Citation: Lim C-Y, Lee KJ, Oh D-B and Ko K (2015) Effect of the developmental stage and tissue position on the expression and glycosylation of recombinant glycoprotein GA733-FcK in transgenic plants. Front. Plant Sci. 5:778. doi: 10.3389/fpls.2014.00778

Received: 31 October 2014; Paper pending published: 23 November 2014;
Accepted: 16 December 2014; Published online: 13 January 2015.

Edited by:

Giuseppe Dionisio, Aarhus University, Denmark

Reviewed by:

Els J. M. Van Damme, Ghent University, Belgium
Hongzhang Chen, Chinese Academy of Science, China

Copyright © 2015 Lim, Lee, Oh and Ko. This is an open-access article distributed under the terms of the Creative Commons Attribution License (CC BY). The use, distribution or reproduction in other forums is permitted, provided the original author(s) or licensor are credited and that the original publication in this journal is cited, in accordance with accepted academic practice.
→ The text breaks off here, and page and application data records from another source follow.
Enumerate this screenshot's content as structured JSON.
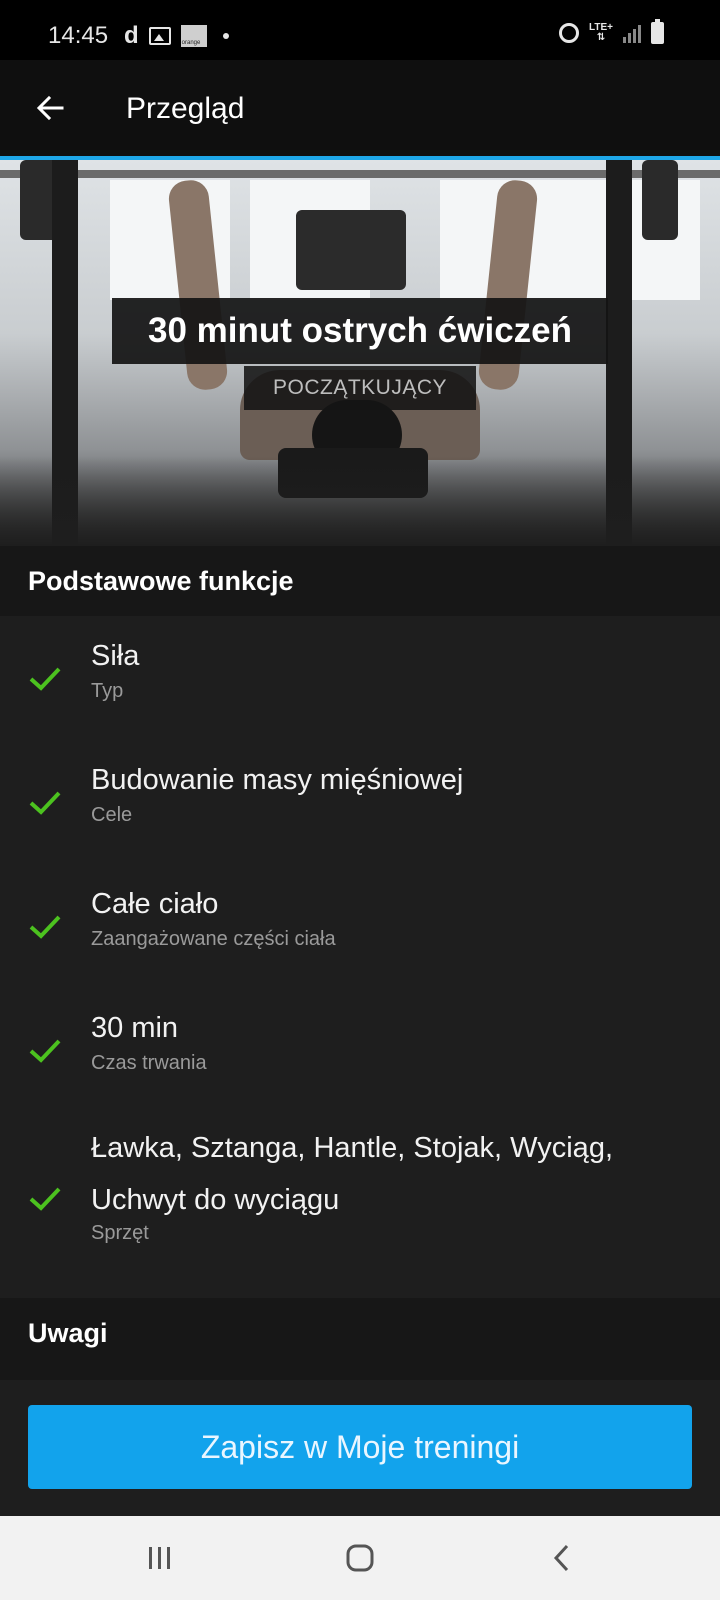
{
  "status_bar": {
    "time": "14:45",
    "left_icons": [
      "d-app-icon",
      "gallery-icon",
      "orange-icon",
      "dot-icon"
    ],
    "carrier_badge": "orange",
    "right_icons": [
      "alarm-icon",
      "lte-icon",
      "signal-icon",
      "battery-icon"
    ],
    "lte_label": "LTE+"
  },
  "app_bar": {
    "title": "Przegląd",
    "back_icon": "arrow-left-icon",
    "accent_color": "#1ea7e8"
  },
  "hero": {
    "title": "30 minut ostrych ćwiczeń",
    "level": "POCZĄTKUJĄCY"
  },
  "basics_section": {
    "header": "Podstawowe funkcje",
    "items": [
      {
        "value": "Siła",
        "label": "Typ"
      },
      {
        "value": "Budowanie masy mięśniowej",
        "label": "Cele"
      },
      {
        "value": "Całe ciało",
        "label": "Zaangażowane części ciała"
      },
      {
        "value": "30 min",
        "label": "Czas trwania"
      },
      {
        "value": "Ławka, Sztanga, Hantle, Stojak, Wyciąg, Uchwyt do wyciągu",
        "label": "Sprzęt"
      }
    ],
    "check_color": "#4cc21f"
  },
  "notes_section": {
    "header": "Uwagi"
  },
  "save_button": {
    "label": "Zapisz w Moje treningi",
    "color": "#12a3ec"
  },
  "nav_bar": {
    "icons": [
      "recent-apps-icon",
      "home-icon",
      "back-nav-icon"
    ]
  }
}
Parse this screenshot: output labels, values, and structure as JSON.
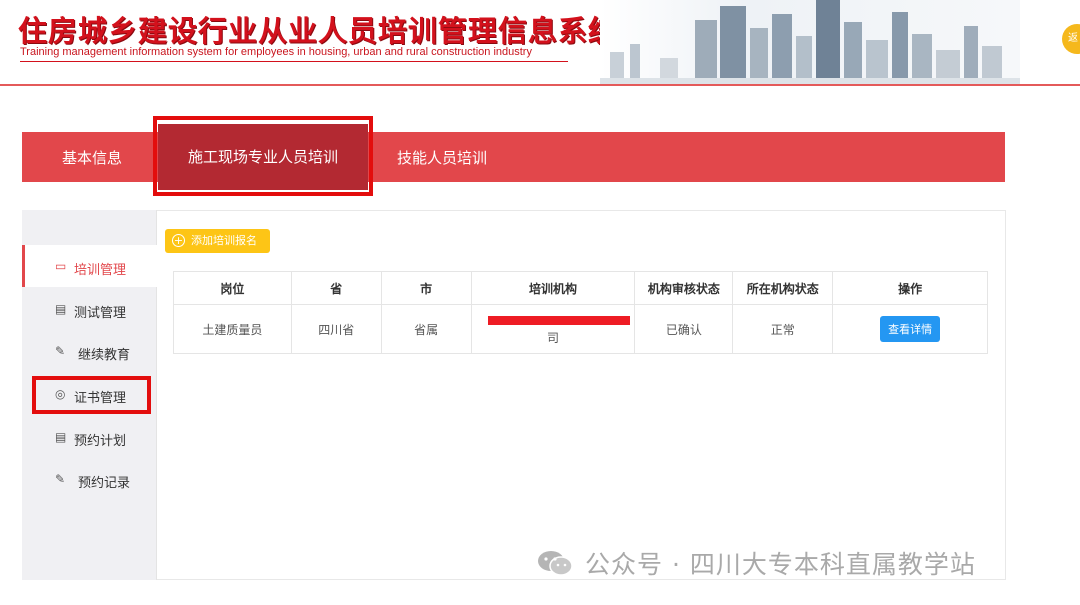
{
  "header": {
    "title": "住房城乡建设行业从业人员培训管理信息系统",
    "subtitle": "Training management information system for employees in housing, urban and rural construction industry",
    "back_label": "返"
  },
  "topnav": {
    "items": [
      {
        "label": "基本信息"
      },
      {
        "label": "施工现场专业人员培训",
        "active": true
      },
      {
        "label": "技能人员培训"
      }
    ]
  },
  "sidebar": {
    "items": [
      {
        "label": "培训管理",
        "icon": "message-icon",
        "active": true
      },
      {
        "label": "测试管理",
        "icon": "clipboard-icon"
      },
      {
        "label": "继续教育",
        "icon": "edit-icon"
      },
      {
        "label": "证书管理",
        "icon": "badge-icon"
      },
      {
        "label": "预约计划",
        "icon": "clipboard-icon"
      },
      {
        "label": "预约记录",
        "icon": "edit-icon"
      }
    ]
  },
  "main": {
    "add_button": "添加培训报名",
    "table": {
      "headers": [
        "岗位",
        "省",
        "市",
        "培训机构",
        "机构审核状态",
        "所在机构状态",
        "操作"
      ],
      "rows": [
        {
          "position": "土建质量员",
          "province": "四川省",
          "city": "省属",
          "org_visible_tail": "司",
          "review_status": "已确认",
          "org_status": "正常",
          "action": "查看详情"
        }
      ]
    }
  },
  "watermark": "公众号 · 四川大专本科直属教学站",
  "colors": {
    "brand_red": "#e2474b",
    "active_tab": "#b32932",
    "title_red": "#d3111c",
    "add_yellow": "#fdc516",
    "detail_blue": "#2497f2",
    "highlight_box": "#e30d0d"
  }
}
No use, distribution or reproduction is permitted which does not comply with these terms.

*Correspondence: Kisung Ko, Department of Medicine, Medical Research Institute, College of Medicine, Chung-Ang University, Seoul 156-756, South Korea e-mail: ksko@cau.ac.kr